Stored data entries
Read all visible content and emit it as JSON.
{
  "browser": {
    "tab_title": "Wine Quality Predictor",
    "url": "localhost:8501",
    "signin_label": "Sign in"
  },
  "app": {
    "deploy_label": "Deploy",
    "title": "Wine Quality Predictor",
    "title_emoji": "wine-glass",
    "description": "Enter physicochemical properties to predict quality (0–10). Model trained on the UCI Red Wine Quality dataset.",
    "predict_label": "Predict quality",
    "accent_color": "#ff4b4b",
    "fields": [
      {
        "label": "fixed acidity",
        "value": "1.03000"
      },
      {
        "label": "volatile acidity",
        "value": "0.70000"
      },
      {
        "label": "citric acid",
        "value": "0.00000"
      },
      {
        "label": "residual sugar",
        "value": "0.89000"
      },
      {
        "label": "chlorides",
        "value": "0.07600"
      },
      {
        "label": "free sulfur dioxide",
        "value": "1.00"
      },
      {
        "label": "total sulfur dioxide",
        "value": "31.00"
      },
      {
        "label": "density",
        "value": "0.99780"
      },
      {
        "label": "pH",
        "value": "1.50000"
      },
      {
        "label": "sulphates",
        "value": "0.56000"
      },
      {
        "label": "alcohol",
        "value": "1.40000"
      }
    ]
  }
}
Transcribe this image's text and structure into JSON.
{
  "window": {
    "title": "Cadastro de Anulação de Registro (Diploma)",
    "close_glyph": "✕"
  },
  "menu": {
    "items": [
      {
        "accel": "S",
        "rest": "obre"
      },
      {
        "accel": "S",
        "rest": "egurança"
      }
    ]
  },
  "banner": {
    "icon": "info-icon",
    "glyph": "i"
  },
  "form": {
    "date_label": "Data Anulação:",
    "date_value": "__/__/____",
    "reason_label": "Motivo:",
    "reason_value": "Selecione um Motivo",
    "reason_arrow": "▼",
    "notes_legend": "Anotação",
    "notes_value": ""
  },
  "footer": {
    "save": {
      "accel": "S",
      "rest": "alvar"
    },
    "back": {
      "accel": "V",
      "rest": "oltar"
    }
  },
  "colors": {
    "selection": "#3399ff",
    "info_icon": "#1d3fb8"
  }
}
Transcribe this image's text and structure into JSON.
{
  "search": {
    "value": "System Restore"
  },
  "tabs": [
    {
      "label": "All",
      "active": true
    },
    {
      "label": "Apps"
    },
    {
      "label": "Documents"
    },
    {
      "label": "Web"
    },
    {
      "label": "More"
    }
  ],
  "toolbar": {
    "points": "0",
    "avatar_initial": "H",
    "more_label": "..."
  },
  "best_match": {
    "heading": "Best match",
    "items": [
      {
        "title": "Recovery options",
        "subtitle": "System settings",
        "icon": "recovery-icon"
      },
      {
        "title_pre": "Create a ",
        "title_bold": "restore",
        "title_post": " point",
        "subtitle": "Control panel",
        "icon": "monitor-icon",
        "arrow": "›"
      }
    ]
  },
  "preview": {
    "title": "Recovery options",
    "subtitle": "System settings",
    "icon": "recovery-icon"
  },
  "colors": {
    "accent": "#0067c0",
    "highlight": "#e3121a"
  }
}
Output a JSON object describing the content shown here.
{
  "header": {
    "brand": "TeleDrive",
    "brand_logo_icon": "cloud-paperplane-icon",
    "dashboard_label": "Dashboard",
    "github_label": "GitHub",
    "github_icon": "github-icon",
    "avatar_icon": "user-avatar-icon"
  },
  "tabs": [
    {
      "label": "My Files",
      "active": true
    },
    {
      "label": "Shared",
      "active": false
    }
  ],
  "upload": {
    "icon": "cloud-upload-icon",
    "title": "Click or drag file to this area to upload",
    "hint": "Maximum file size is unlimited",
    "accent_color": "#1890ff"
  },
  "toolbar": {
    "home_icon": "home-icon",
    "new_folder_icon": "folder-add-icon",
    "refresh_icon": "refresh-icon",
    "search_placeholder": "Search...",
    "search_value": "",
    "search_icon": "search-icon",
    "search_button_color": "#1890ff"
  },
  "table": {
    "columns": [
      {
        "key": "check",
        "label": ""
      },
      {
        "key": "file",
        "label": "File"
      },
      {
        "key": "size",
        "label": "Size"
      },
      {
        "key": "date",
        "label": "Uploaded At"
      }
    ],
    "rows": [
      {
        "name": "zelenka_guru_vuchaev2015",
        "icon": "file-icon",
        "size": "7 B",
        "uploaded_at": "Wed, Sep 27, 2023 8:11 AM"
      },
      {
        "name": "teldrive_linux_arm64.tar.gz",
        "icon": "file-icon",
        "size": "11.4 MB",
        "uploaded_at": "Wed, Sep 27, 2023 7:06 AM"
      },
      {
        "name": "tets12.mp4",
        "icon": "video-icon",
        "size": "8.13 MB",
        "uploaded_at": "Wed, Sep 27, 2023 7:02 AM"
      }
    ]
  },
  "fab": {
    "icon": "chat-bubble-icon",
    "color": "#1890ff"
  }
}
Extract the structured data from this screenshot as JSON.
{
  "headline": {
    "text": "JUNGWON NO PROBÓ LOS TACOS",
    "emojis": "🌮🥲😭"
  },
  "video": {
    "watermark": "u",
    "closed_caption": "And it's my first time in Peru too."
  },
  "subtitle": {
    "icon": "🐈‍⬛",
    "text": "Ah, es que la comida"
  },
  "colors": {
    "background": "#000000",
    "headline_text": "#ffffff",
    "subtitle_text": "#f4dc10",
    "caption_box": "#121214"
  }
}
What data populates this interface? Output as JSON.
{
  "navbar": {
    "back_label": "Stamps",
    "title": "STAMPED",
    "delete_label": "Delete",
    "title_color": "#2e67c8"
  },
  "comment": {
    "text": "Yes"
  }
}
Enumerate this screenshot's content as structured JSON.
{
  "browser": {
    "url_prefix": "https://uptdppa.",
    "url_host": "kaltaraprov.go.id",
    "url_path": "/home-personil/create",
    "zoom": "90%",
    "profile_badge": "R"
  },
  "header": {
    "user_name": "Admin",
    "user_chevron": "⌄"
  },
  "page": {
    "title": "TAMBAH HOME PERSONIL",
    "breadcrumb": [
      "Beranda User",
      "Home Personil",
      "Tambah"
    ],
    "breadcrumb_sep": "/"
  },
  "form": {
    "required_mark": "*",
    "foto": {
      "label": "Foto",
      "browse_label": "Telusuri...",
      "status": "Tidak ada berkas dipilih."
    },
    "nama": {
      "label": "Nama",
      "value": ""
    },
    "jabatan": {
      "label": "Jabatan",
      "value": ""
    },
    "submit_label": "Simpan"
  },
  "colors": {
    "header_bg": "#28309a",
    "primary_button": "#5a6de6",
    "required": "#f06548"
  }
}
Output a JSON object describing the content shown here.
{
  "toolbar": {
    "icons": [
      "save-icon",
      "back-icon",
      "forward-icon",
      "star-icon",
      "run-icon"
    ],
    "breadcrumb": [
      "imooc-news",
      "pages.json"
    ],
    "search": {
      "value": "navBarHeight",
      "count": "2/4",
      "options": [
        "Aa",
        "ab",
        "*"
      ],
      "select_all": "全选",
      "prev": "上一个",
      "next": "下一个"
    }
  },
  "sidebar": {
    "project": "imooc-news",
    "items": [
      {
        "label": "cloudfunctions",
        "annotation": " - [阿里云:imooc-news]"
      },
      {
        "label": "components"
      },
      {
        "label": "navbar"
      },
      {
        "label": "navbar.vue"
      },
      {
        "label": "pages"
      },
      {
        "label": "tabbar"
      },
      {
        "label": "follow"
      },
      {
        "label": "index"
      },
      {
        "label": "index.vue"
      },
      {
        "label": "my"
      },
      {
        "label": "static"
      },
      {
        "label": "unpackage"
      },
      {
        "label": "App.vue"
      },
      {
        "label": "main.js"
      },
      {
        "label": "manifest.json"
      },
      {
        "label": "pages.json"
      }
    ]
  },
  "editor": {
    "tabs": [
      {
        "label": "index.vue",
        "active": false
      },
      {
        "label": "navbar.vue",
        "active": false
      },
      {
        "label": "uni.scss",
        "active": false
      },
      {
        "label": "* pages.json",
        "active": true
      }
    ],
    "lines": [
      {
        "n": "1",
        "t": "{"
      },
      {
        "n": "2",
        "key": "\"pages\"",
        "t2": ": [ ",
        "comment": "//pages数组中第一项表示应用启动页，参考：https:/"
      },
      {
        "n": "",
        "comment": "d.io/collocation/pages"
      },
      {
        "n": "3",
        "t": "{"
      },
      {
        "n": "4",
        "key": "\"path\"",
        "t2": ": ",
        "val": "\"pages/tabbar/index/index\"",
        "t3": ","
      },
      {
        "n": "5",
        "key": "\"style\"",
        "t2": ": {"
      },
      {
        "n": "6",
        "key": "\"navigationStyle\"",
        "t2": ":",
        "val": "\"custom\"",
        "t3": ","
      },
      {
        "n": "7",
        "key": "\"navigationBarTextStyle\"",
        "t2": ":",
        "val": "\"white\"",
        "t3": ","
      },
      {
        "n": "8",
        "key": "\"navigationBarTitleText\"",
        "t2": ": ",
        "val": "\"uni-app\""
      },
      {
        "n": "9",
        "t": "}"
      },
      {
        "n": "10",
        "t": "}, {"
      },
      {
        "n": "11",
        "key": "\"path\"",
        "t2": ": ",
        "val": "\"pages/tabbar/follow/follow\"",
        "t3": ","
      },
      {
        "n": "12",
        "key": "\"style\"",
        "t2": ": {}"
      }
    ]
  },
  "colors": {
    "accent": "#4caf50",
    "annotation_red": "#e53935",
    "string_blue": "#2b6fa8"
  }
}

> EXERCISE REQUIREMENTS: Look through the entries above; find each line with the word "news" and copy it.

> OUTPUT:
      "imooc-news",
    "project": "imooc-news",
        "annotation": " - [阿里云:imooc-news]"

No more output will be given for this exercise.